• Task instructions
Filter the entries below, keeping only lines with "text".

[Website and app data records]
Start of Block
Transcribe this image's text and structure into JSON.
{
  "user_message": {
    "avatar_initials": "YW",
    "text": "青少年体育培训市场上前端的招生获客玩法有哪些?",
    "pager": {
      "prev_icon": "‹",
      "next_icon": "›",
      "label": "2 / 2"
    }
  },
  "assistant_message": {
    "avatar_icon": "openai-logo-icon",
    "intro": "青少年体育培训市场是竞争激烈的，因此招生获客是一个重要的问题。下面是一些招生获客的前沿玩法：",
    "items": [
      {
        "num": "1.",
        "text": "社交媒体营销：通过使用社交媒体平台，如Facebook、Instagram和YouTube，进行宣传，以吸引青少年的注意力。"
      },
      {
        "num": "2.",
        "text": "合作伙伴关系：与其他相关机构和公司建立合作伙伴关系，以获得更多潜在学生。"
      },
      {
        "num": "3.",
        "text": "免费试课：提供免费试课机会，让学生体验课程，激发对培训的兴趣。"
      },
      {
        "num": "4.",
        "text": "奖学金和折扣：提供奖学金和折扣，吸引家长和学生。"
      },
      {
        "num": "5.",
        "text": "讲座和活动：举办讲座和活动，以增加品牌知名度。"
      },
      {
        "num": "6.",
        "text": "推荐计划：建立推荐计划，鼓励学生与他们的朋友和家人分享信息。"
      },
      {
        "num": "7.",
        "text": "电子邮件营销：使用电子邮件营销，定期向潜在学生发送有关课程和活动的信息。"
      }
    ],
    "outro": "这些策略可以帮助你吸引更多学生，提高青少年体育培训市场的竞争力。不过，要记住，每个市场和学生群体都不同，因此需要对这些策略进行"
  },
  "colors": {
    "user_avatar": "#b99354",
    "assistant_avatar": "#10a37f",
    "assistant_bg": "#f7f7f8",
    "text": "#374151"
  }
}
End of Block
• Expected answer
Transcribe this image's text and structure into JSON.
    "text": "青少年体育培训市场上前端的招生获客玩法有哪些?",
        "text": "社交媒体营销：通过使用社交媒体平台，如Facebook、Instagram和YouTube，进行宣传，以吸引青少年的注意力。"
        "text": "合作伙伴关系：与其他相关机构和公司建立合作伙伴关系，以获得更多潜在学生。"
        "text": "免费试课：提供免费试课机会，让学生体验课程，激发对培训的兴趣。"
        "text": "奖学金和折扣：提供奖学金和折扣，吸引家长和学生。"
        "text": "讲座和活动：举办讲座和活动，以增加品牌知名度。"
        "text": "推荐计划：建立推荐计划，鼓励学生与他们的朋友和家人分享信息。"
        "text": "电子邮件营销：使用电子邮件营销，定期向潜在学生发送有关课程和活动的信息。"
    "text": "#374151"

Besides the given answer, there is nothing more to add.